Weighing in at just under 47 pounds, this is not your ideal cross country racing bike, nor even a casual cruising bike. Rather, it’s a solid work horse manned by human power.
The bike was designed by Tom Ritchey, a legend in the mountain biking world, specifically for use by farmers in Rwanda to carry over a hundred pounds of coffee cherries each load. Sometimes, the bikes are equipped with pegs on the rear axle so that a person can sit on the back and stabilize the bags of coffee during transport.
Pedaling this bike for the first time, I could only imagine how hard it must be for the average farmer in Rwanda, about my height or shorter, to push not only the weight of this bike, but also their own, plus an extra hundred-plus pounds of cargo up the grade roads in their country. That’s well over 300 pounds! Accordingly, the bike rides like a Cadillac; the solid chromoly frame, elongated for the rack area on the back, absorbed most of the small bumps while the comfy padded seat enhanced the overall comfort. Pedaling up any steep incline, however, given this setup, is nearly impossible as I discovered on the Coyote Trail.
Before taking this bike for a ride, I wanted to make sure to protect it as best as possible, so I took the bike over to Josh at Irvine Bicycles to make sure the chain length was right and to add a layer of frame protection below the chain: a used roadie tire attached with zip ties. It worked!
Downhill on the bike (without the hundred-plus pounds of cargo of course) wasn’t too bad. The longer frame felt more stable, albeit with limited ground clearance.
Not knowing what I was getting myself into, and thankfully, I wasn’t alone on this maiden voyage. A few friends who are all planning to ride the upcoming 50 Mile Ride Five for Project Rwanda joined me as well.
One of the other 50 Mile Ride volunteers, Gregg Howard, bumped into us for this photo opportunity.
To date, Project Rwanda through the volunteer efforts of thousands of people world wide, and locally though the efforts of Doug Grant’s Annual 50 Mile Ride, the organization has raised hundreds of thousands of dollars and delivered over 2,000 bikes to the country of Rwanda. This is a micro-economic development program which has touched the lives of thousands of people though charitable donations and by people like yourself who are just out to enjoy a day of riding with a few hundred other like-minded individuals.

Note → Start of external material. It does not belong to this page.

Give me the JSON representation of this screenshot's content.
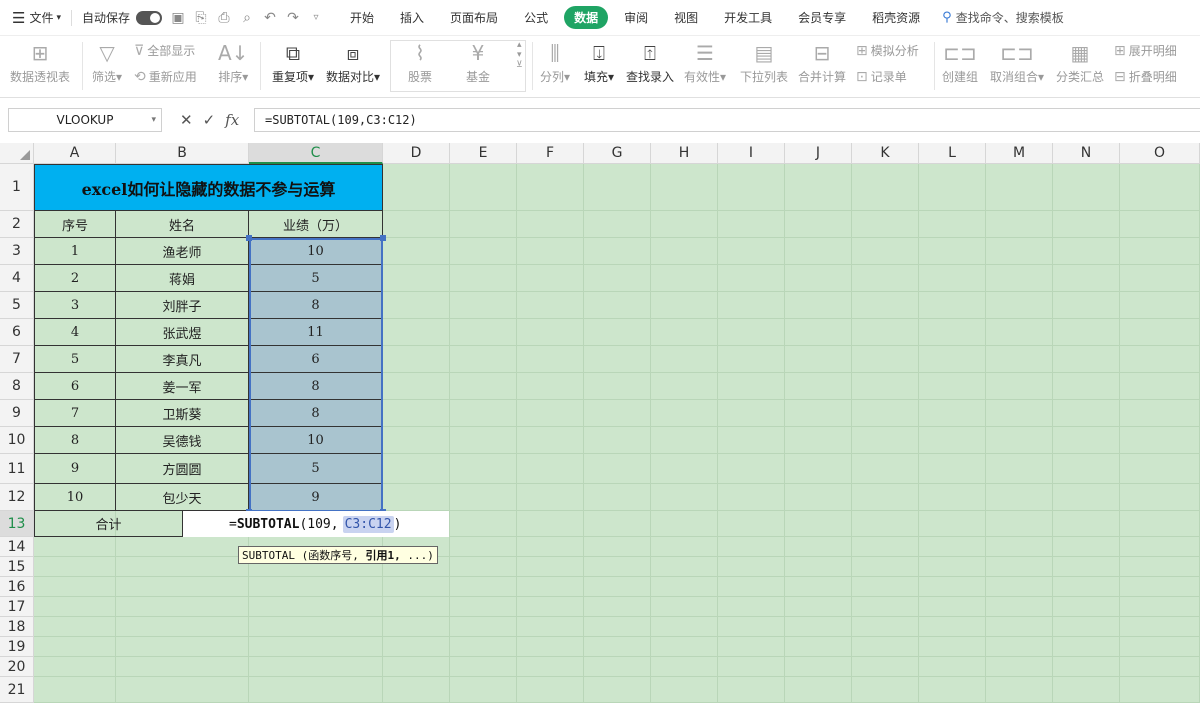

You can help, and have fun at the same time! Find out more at: http://www.50mr.com